This eminent nurse made a surprising admission about the state of UK nursing in a lecture to a Canadian university nursing department in 2015. She is quoted: ‘There is a huge gap between the academy and practice . . . Do we carry on doing more of the same, or do we start reframing the way we think about faculty and evidence-based nursing care?’ In her view, the culture in nursing ‘is largely not evidence-based. If you ask a nurse who has expressed an interest in, for example, urology, who the clinical experts are they will give you a blank look.’ The forensic Francis Report agrees. Much of the care at the Mid-Staffordshire Foundation Trust was below an acceptable standard due to a lack of staff as well as nursing staff not being skilled enough to provide the care required.
But the nursing academy has fought against any changes to supposed academe. In 2014 the Lancet published a paper of which the lead researcher is a professor at a US university nursing department. This study concludes that improved nurse staffing and education is associated with a decreased risk of mortality in patients. But the paper does not admit that there is no standardised nursing education or international qualification. The implications of this flaw, which fatally undermines the validity of this study, are not addressed. Notwithstanding, because it is published by a respected medical journal, the study has been key to promoting and keeping the nursing academy internationally, including in the UK.
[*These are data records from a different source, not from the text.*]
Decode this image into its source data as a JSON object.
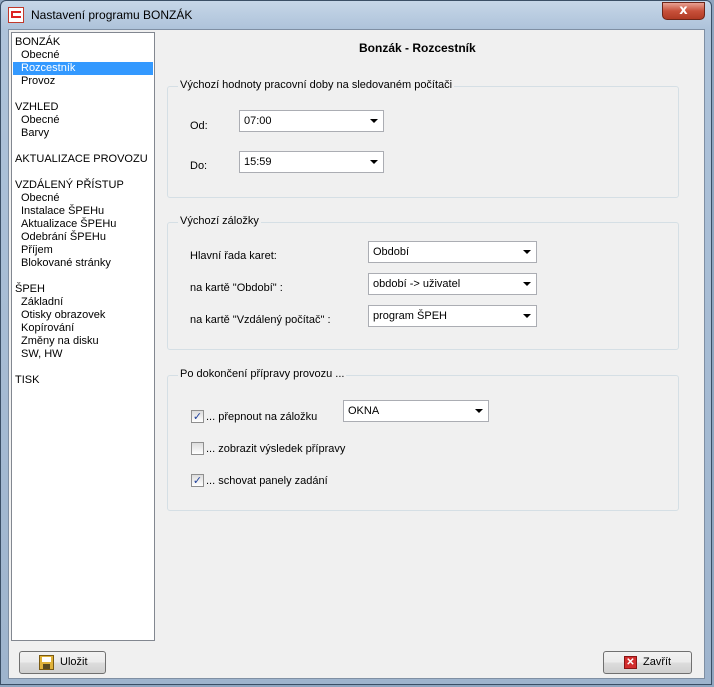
{
  "window": {
    "title": "Nastavení programu BONZÁK",
    "close_glyph": "x"
  },
  "nav": {
    "items": [
      {
        "label": "BONZÁK"
      },
      {
        "label": "Obecné"
      },
      {
        "label": "Rozcestník"
      },
      {
        "label": "Provoz"
      },
      {
        "label": "VZHLED"
      },
      {
        "label": "Obecné"
      },
      {
        "label": "Barvy"
      },
      {
        "label": "AKTUALIZACE PROVOZU"
      },
      {
        "label": "VZDÁLENÝ PŘÍSTUP"
      },
      {
        "label": "Obecné"
      },
      {
        "label": "Instalace ŠPEHu"
      },
      {
        "label": "Aktualizace ŠPEHu"
      },
      {
        "label": "Odebrání ŠPEHu"
      },
      {
        "label": "Příjem"
      },
      {
        "label": "Blokované stránky"
      },
      {
        "label": "ŠPEH"
      },
      {
        "label": "Základní"
      },
      {
        "label": "Otisky obrazovek"
      },
      {
        "label": "Kopírování"
      },
      {
        "label": "Změny na disku"
      },
      {
        "label": "SW, HW"
      },
      {
        "label": "TISK"
      }
    ]
  },
  "page": {
    "heading": "Bonzák - Rozcestník",
    "work_hours": {
      "title": "Výchozí hodnoty pracovní doby na sledovaném počítači",
      "from_label": "Od:",
      "from_value": "07:00",
      "to_label": "Do:",
      "to_value": "15:59"
    },
    "tabs": {
      "title": "Výchozí záložky",
      "main_label": "Hlavní řada karet:",
      "main_value": "Období",
      "period_label": "na kartě \"Období\" :",
      "period_value": "období -> uživatel",
      "remote_label": "na kartě \"Vzdálený počítač\" :",
      "remote_value": "program ŠPEH"
    },
    "after_prep": {
      "title": "Po dokončení přípravy provozu ...",
      "switch_label": "... přepnout na záložku",
      "switch_checked": true,
      "switch_value": "OKNA",
      "show_label": "... zobrazit výsledek přípravy",
      "show_checked": false,
      "hide_label": "... schovat panely zadání",
      "hide_checked": true
    }
  },
  "footer": {
    "save_label": "Uložit",
    "close_label": "Zavřít"
  }
}
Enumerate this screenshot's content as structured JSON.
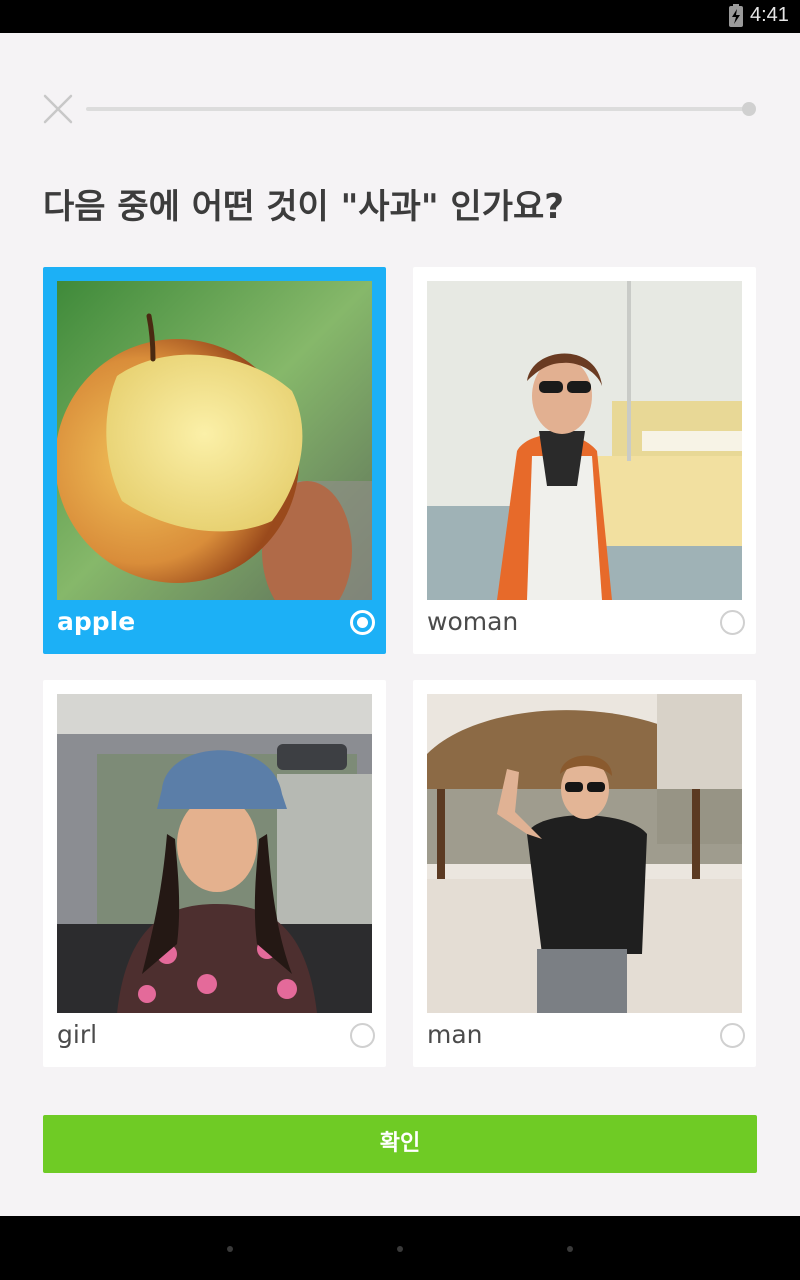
{
  "status_bar": {
    "time": "4:41",
    "battery_icon": "battery-charging-icon"
  },
  "header": {
    "close_icon": "close-icon",
    "progress_fraction": 0.0
  },
  "prompt": {
    "text": "다음 중에 어떤 것이 \"사과\" 인가요?"
  },
  "options": [
    {
      "label": "apple",
      "image": "apple-photo",
      "selected": true
    },
    {
      "label": "woman",
      "image": "woman-photo",
      "selected": false
    },
    {
      "label": "girl",
      "image": "girl-photo",
      "selected": false
    },
    {
      "label": "man",
      "image": "man-photo",
      "selected": false
    }
  ],
  "check_button": {
    "label": "확인"
  },
  "nav_bar": {
    "icons": [
      "nav-back-icon",
      "nav-home-icon",
      "nav-recents-icon"
    ]
  },
  "colors": {
    "selected": "#1cb0f6",
    "check_button": "#6fcb25",
    "background": "#f5f3f5"
  }
}
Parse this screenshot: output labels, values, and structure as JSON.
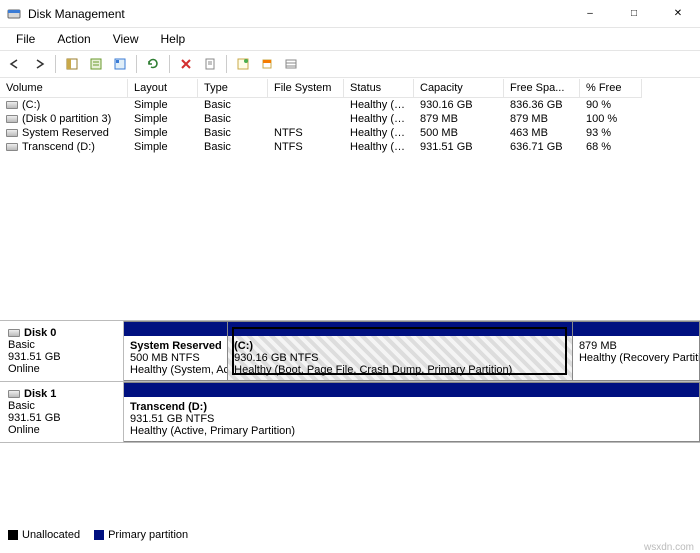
{
  "window": {
    "title": "Disk Management"
  },
  "menu": {
    "file": "File",
    "action": "Action",
    "view": "View",
    "help": "Help"
  },
  "columns": {
    "volume": "Volume",
    "layout": "Layout",
    "type": "Type",
    "filesystem": "File System",
    "status": "Status",
    "capacity": "Capacity",
    "freespace": "Free Spa...",
    "pctfree": "% Free"
  },
  "volumes": [
    {
      "name": "(C:)",
      "layout": "Simple",
      "type": "Basic",
      "fs": "",
      "status": "Healthy (B...",
      "capacity": "930.16 GB",
      "free": "836.36 GB",
      "pct": "90 %"
    },
    {
      "name": "(Disk 0 partition 3)",
      "layout": "Simple",
      "type": "Basic",
      "fs": "",
      "status": "Healthy (R...",
      "capacity": "879 MB",
      "free": "879 MB",
      "pct": "100 %"
    },
    {
      "name": "System Reserved",
      "layout": "Simple",
      "type": "Basic",
      "fs": "NTFS",
      "status": "Healthy (S...",
      "capacity": "500 MB",
      "free": "463 MB",
      "pct": "93 %"
    },
    {
      "name": "Transcend (D:)",
      "layout": "Simple",
      "type": "Basic",
      "fs": "NTFS",
      "status": "Healthy (A...",
      "capacity": "931.51 GB",
      "free": "636.71 GB",
      "pct": "68 %"
    }
  ],
  "disks": [
    {
      "name": "Disk 0",
      "type": "Basic",
      "size": "931.51 GB",
      "state": "Online",
      "parts": [
        {
          "title": "System Reserved",
          "line2": "500 MB NTFS",
          "line3": "Healthy (System, Active,",
          "flex": "18",
          "sel": false
        },
        {
          "title": "(C:)",
          "line2": "930.16 GB NTFS",
          "line3": "Healthy (Boot, Page File, Crash Dump, Primary Partition)",
          "flex": "60",
          "sel": true
        },
        {
          "title": "",
          "line2": "879 MB",
          "line3": "Healthy (Recovery Partition",
          "flex": "22",
          "sel": false
        }
      ]
    },
    {
      "name": "Disk 1",
      "type": "Basic",
      "size": "931.51 GB",
      "state": "Online",
      "parts": [
        {
          "title": "Transcend  (D:)",
          "line2": "931.51 GB NTFS",
          "line3": "Healthy (Active, Primary Partition)",
          "flex": "100",
          "sel": false
        }
      ]
    }
  ],
  "legend": {
    "unallocated": "Unallocated",
    "primary": "Primary partition"
  },
  "watermark": "wsxdn.com"
}
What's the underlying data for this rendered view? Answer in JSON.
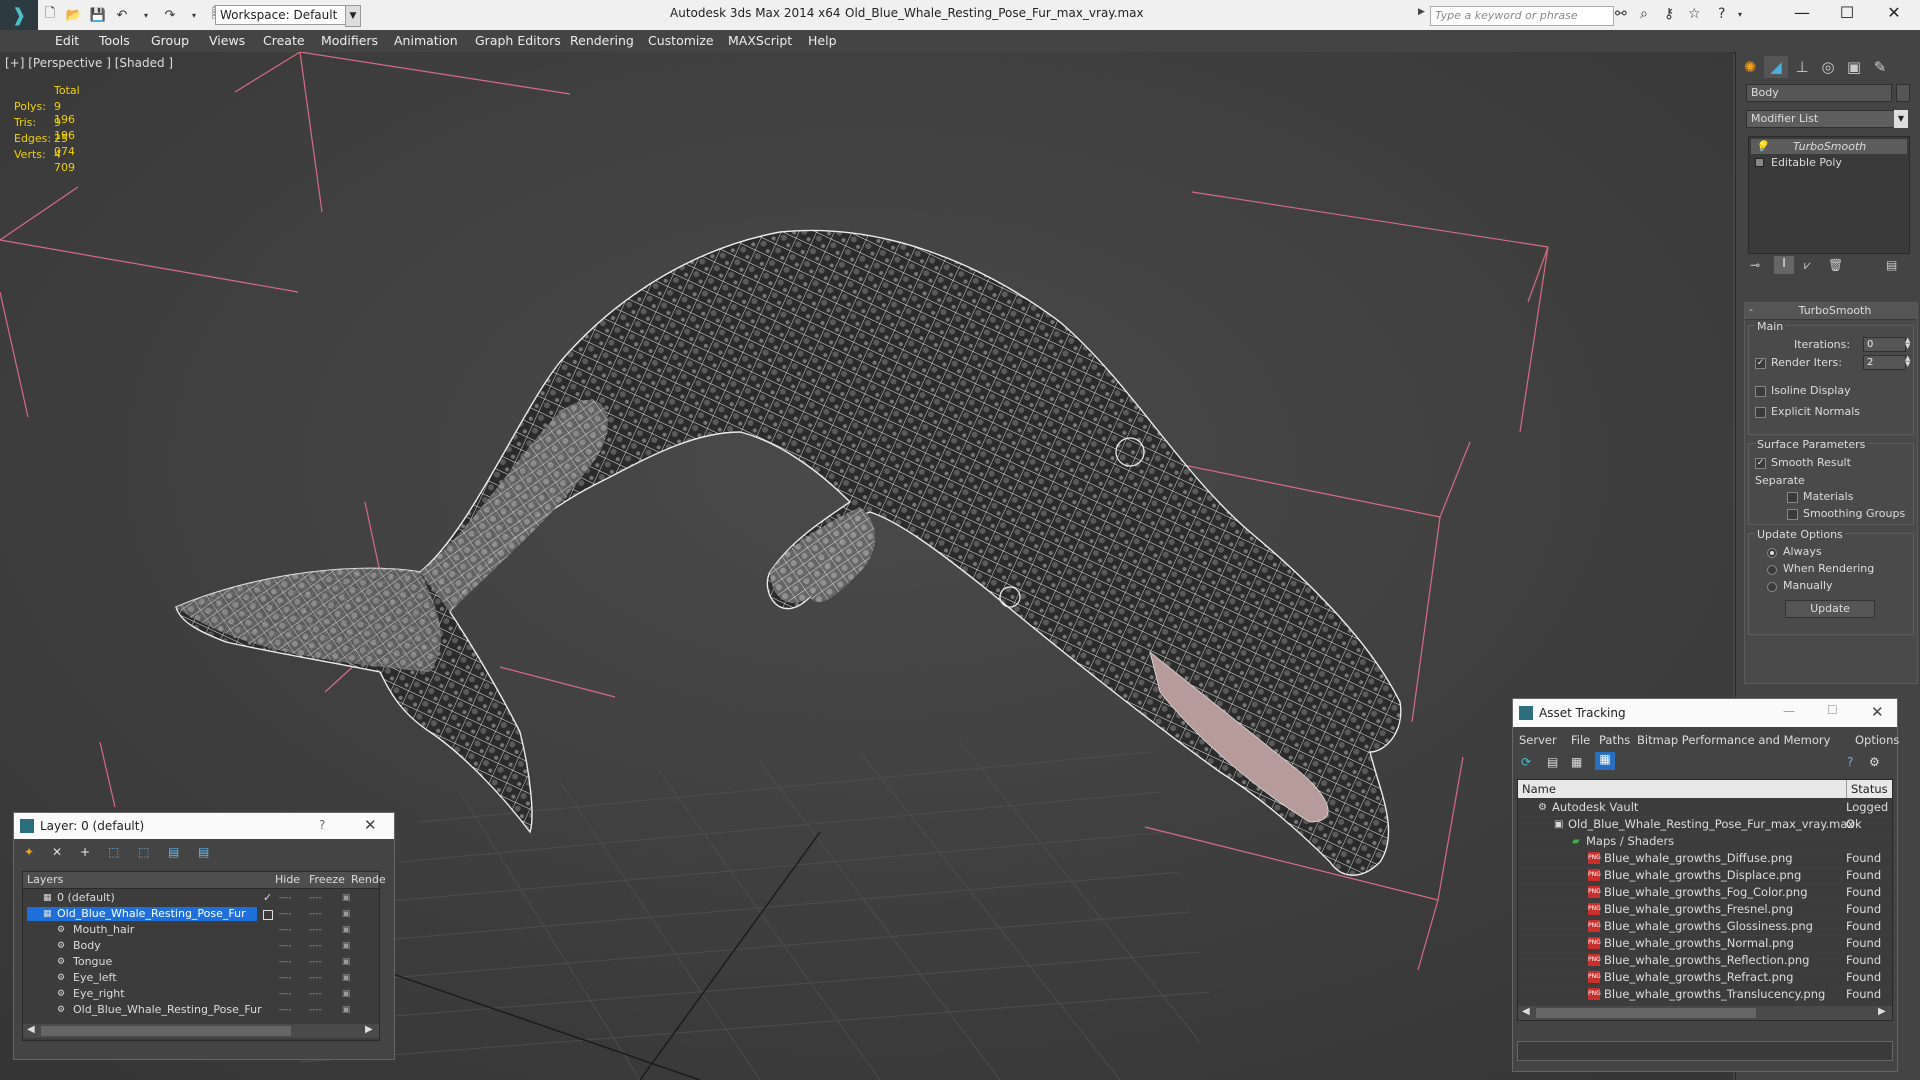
{
  "titlebar": {
    "workspace": "Workspace: Default",
    "app_title": "Autodesk 3ds Max  2014 x64",
    "doc_title": "Old_Blue_Whale_Resting_Pose_Fur_max_vray.max",
    "search_placeholder": "Type a keyword or phrase"
  },
  "menu": [
    "Edit",
    "Tools",
    "Group",
    "Views",
    "Create",
    "Modifiers",
    "Animation",
    "Graph Editors",
    "Rendering",
    "Customize",
    "MAXScript",
    "Help"
  ],
  "viewport": {
    "label": "[+] [Perspective ] [Shaded ]",
    "stats": {
      "header": "Total",
      "rows": [
        {
          "k": "Polys:",
          "v": "9 196"
        },
        {
          "k": "Tris:",
          "v": "9 196"
        },
        {
          "k": "Edges:",
          "v": "25 074"
        },
        {
          "k": "Verts:",
          "v": "4 709"
        }
      ]
    }
  },
  "cmdpanel": {
    "object_name": "Body",
    "modifier_list": "Modifier List",
    "stack": [
      "TurboSmooth",
      "Editable Poly"
    ],
    "rollout_title": "TurboSmooth",
    "main_label": "Main",
    "iterations_label": "Iterations:",
    "iterations_value": "0",
    "render_iters_label": "Render Iters:",
    "render_iters_value": "2",
    "isoline": "Isoline Display",
    "explicit": "Explicit Normals",
    "surface_params": "Surface Parameters",
    "smooth_result": "Smooth Result",
    "separate": "Separate",
    "materials": "Materials",
    "smoothing_groups": "Smoothing Groups",
    "update_options": "Update Options",
    "always": "Always",
    "when_rendering": "When Rendering",
    "manually": "Manually",
    "update_btn": "Update"
  },
  "layer_dialog": {
    "title": "Layer: 0 (default)",
    "help": "?",
    "headers": {
      "layers": "Layers",
      "hide": "Hide",
      "freeze": "Freeze",
      "render": "Rende"
    },
    "rows": [
      "0 (default)",
      "Old_Blue_Whale_Resting_Pose_Fur",
      "Mouth_hair",
      "Body",
      "Tongue",
      "Eye_left",
      "Eye_right",
      "Old_Blue_Whale_Resting_Pose_Fur"
    ]
  },
  "asset_dialog": {
    "title": "Asset Tracking",
    "menu": [
      "Server",
      "File",
      "Paths",
      "Bitmap Performance and Memory",
      "Options"
    ],
    "headers": {
      "name": "Name",
      "status": "Status"
    },
    "vault": {
      "name": "Autodesk Vault",
      "status": "Logged O"
    },
    "file": {
      "name": "Old_Blue_Whale_Resting_Pose_Fur_max_vray.max",
      "status": "Ok"
    },
    "maps": "Maps / Shaders",
    "files": [
      {
        "name": "Blue_whale_growths_Diffuse.png",
        "status": "Found"
      },
      {
        "name": "Blue_whale_growths_Displace.png",
        "status": "Found"
      },
      {
        "name": "Blue_whale_growths_Fog_Color.png",
        "status": "Found"
      },
      {
        "name": "Blue_whale_growths_Fresnel.png",
        "status": "Found"
      },
      {
        "name": "Blue_whale_growths_Glossiness.png",
        "status": "Found"
      },
      {
        "name": "Blue_whale_growths_Normal.png",
        "status": "Found"
      },
      {
        "name": "Blue_whale_growths_Reflection.png",
        "status": "Found"
      },
      {
        "name": "Blue_whale_growths_Refract.png",
        "status": "Found"
      },
      {
        "name": "Blue_whale_growths_Translucency.png",
        "status": "Found"
      }
    ]
  }
}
Yet health research is coming into serious question. In July 2021 Richard Smith, former editor of the British Medical Journal, argued that there is widespread fraud in health research. He was referring to hard scientific research, the evidence base for the treatment of patients. But this surprising admission is extremely relevant to the nursing academy. The rationale given to government for costly changes in nurse training from the hospital to higher education by the Briggs Report in 1972 was to develop a body of nursing knowledge by becoming a research-based profession. This was followed a decade later by Project 2000 which intended to make nursing students into qualified nurses who would take individual professional accountability for the care of the patient. As a result, the role of the nurse would change. No longer would the nurse give ‘basic nursing care’, instead she (or he) was intended to be a ‘knowledgeable doer’, a manager, a communicator, and a researcher, or at least a research implementer.
But most nursing research does not even attempt empirical hard science. It is mainly soft social science that cannot be measured or verified. Hence it is innately flawed and easily open to fraud. It is not, as Professor Macleod Clark admits, providing an evidence base for nursing. This is because truth for much of nursing research is a state of mind or attitude related to organisational conditions. This is illustrated by the rather extreme but nonetheless influential work of professors at the University of Ulster and Queen Margaret University, both from departments of nursing.
It is surely arguable that nursing academe has failed both patients and nurses. Nursing academics, desperate to keep the academy, financially and for its prestige, have an undeclared conflict of interest when the interests of patients in hospital and in the community would be better served by a reform of nurse training by removing it from the clutches of the academy. This would save the vast cost of the nursing professoriat and university degree apparatus, return nurse training to the NHS wards and command and control of the nursing trainees for use in pandemic surges, and return ‘social care’ to nursing care thus raising standards and helping the aged stay in their own homes.